Relieved after Australia dodged a humbling series defeat to Bangladesh, skipper Steve Smith says his side must address their constant batting collapses or risk losing the Ashes.
Australia escaped from their first visit to Bangladesh in 11 years with a 1-1 series draw, winning the second Test in Chittagong by seven wickets after losing in Dhaka by 20 runs.
Set a target of 86 runs to win after bowling out Bangladesh for 157 in their second innings, Australia needed just 16 overs to claim victory on Thursday with a day to spare.
Much of the credit will rightly go to man of the match Nathan Lyon, who became the first Australian to take 13 wickets in a Test in Asia.
Lyon’s 6-60 in the second innings took his wicket tally for the tour to 22, just one shy of Sri Lankan tweaker Rangana Herath’s record for the most dismissals in a two-match Test series.
He shared man of the series honours with David Warner, who backed up his drought-breaking triumph in Dhaka with a gutsy century in stifling heat during Australia’s first innings.
Recalled spinner Ashton Agar and electrifying quick Pat Cummins were also impressive, showing the fortitude necessary for them to forge long Test careers for Australia.
But while Bangladesh proved to be tougher opponents than their No.9 ranking would suggest, Lyon and Warner’s heroics helped to obscure some deep-rooted issues.

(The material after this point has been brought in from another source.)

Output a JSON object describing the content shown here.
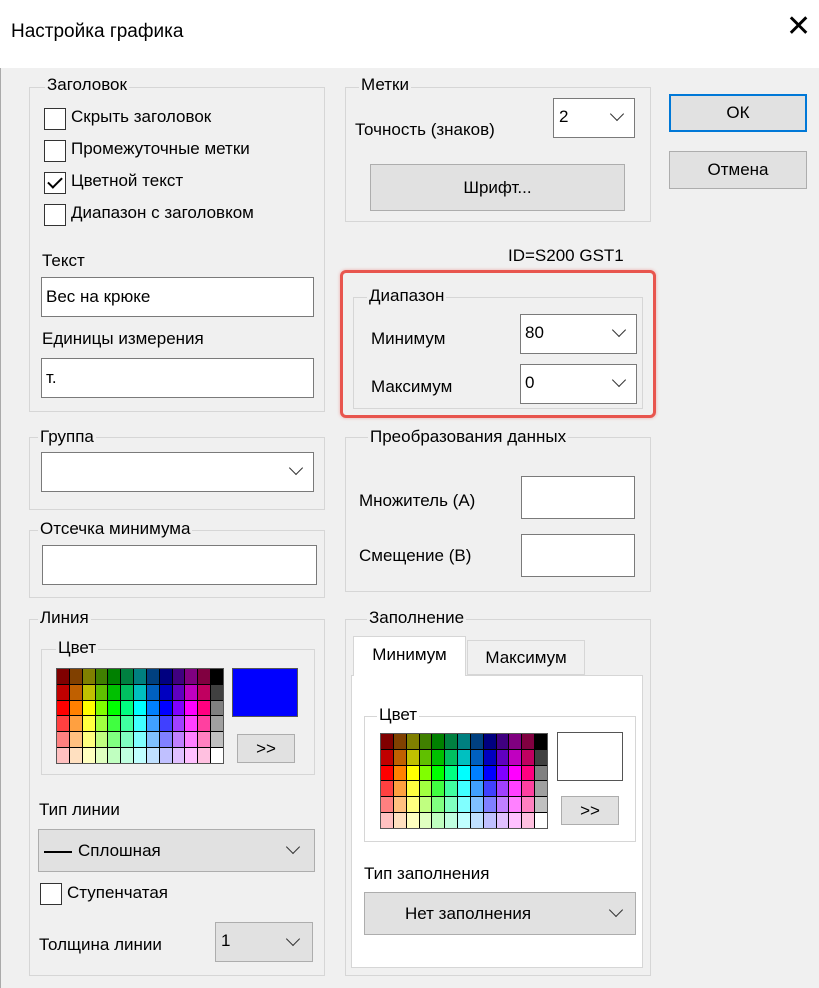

Australia undid the good work of their bowlers with dismal batting collapses in both Tests, and Smith admitted it was an issue they desperately needed to address.
“We would have much preferred 2-0 but it’s nice to get over the line here and have a 1-1 draw,” Smith said.

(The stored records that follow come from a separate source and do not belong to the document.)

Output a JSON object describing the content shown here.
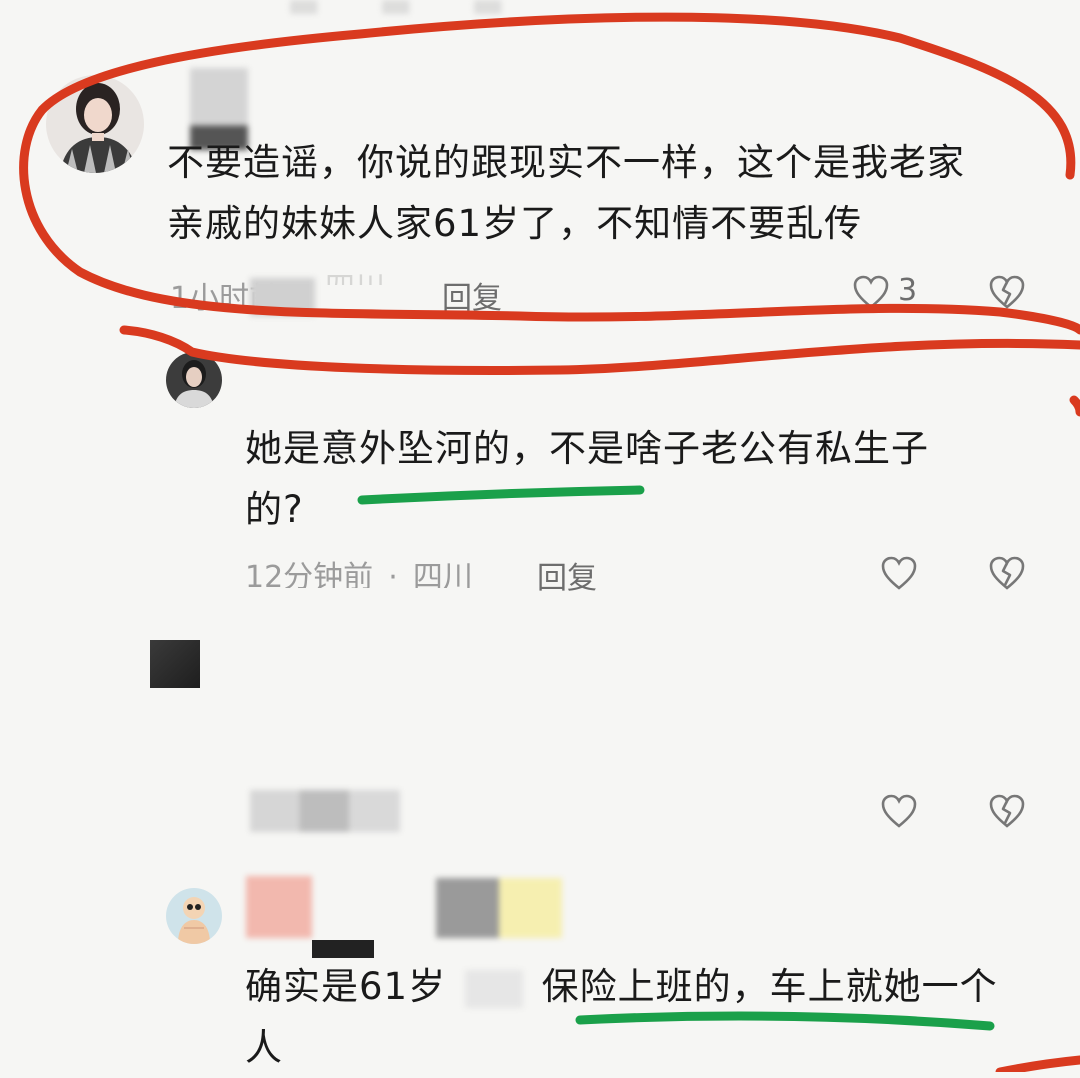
{
  "comments": [
    {
      "text_lines": [
        "不要造谣，你说的跟现实不一样，这个是我老家",
        "亲戚的妹妹人家61岁了，不知情不要乱传"
      ],
      "time": "1小时前",
      "location": "四川",
      "reply_label": "回复",
      "like_count": "3"
    },
    {
      "text_lines": [
        "她是意外坠河的，不是啥子老公有私生子",
        "的?"
      ],
      "time": "12分钟前",
      "separator": "·",
      "location": "四川",
      "reply_label": "回复"
    },
    {
      "text_lines": [
        "确实是61岁",
        "保险上班的，车上就她一个",
        "人"
      ]
    }
  ],
  "icons": {
    "like": "heart-outline-icon",
    "dislike": "broken-heart-icon"
  },
  "colors": {
    "background": "#f6f6f4",
    "red_annotation": "#d93a1f",
    "green_annotation": "#1aa04a",
    "meta_text": "#9b9b9b"
  }
}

“I still think we have a lot of improvement in us. We probably let ourselves down at times throughout this Test match.
“I thought our first-innings bowling was very good to restrict them. Our first-innings batting, obviously the partnership between (Peter Handscomb) and Davey was fantastic.
“And then we got ourselves into one of our collapses that we’ve had.
“I think we’ve had 15 collapses in our last 14 games … that’s not good enough for an Australian cricket team.
“That’s something we really need to work on. We need to rectify that come the next series and the Ashes.”
Warner, Smith and Handscomb were the only Australians to make 50s during the series but Smith suggested Australia’s batting problems were largely above the shoulders.
“I’d say that probably 95 per cent of batting is mental and decision-making,” Smith said.
“I don’t think it’s technical a lot of the time. Guys just have to make better decisions consistently and hopefully be able to build some partnerships in the middle.
“You have to find ways to work with your partner out there, get another partnership going and stop the rut as such.”